Try it
Output the number of lines in the material below containing "caption" and nothing more.

Extracted records

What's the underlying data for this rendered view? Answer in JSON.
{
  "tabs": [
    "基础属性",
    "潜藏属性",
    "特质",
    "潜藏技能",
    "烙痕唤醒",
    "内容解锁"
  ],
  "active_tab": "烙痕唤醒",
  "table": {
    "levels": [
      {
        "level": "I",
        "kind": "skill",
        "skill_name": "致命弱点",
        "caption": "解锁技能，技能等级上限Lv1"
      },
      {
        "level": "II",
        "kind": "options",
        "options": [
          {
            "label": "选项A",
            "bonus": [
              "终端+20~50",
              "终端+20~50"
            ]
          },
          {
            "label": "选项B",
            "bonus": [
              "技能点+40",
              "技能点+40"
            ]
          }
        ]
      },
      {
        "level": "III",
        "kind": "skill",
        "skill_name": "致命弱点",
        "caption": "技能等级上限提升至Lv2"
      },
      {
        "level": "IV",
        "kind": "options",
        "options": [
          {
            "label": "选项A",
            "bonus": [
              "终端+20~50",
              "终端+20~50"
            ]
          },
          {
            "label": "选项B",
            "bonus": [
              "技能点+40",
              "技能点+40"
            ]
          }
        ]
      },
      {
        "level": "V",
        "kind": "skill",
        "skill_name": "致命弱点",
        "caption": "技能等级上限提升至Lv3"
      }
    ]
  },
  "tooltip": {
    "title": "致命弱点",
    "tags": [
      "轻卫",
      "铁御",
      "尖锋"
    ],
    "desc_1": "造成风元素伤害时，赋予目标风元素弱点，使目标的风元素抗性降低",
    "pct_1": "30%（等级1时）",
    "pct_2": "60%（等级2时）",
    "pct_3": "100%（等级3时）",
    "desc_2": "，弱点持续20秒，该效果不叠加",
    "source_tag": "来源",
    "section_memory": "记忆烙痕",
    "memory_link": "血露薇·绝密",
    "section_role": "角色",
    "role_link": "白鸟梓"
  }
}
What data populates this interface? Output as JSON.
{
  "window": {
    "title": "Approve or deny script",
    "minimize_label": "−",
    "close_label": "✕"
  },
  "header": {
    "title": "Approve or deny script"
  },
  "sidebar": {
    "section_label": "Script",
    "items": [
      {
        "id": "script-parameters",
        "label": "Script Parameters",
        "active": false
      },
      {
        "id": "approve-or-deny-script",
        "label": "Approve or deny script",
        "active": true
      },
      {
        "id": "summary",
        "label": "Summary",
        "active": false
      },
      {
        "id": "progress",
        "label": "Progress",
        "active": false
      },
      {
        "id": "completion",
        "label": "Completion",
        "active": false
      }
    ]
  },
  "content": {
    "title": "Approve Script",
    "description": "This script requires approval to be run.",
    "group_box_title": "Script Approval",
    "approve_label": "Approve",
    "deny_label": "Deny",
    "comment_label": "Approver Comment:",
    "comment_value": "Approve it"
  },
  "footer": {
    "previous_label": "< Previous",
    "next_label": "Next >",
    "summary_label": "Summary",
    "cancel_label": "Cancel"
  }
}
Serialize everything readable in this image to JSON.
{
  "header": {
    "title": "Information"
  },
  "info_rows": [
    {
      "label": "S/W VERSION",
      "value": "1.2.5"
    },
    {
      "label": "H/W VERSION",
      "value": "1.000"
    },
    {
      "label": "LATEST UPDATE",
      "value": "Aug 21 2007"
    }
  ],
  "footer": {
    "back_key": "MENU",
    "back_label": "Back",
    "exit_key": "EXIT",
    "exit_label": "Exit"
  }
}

Reply
3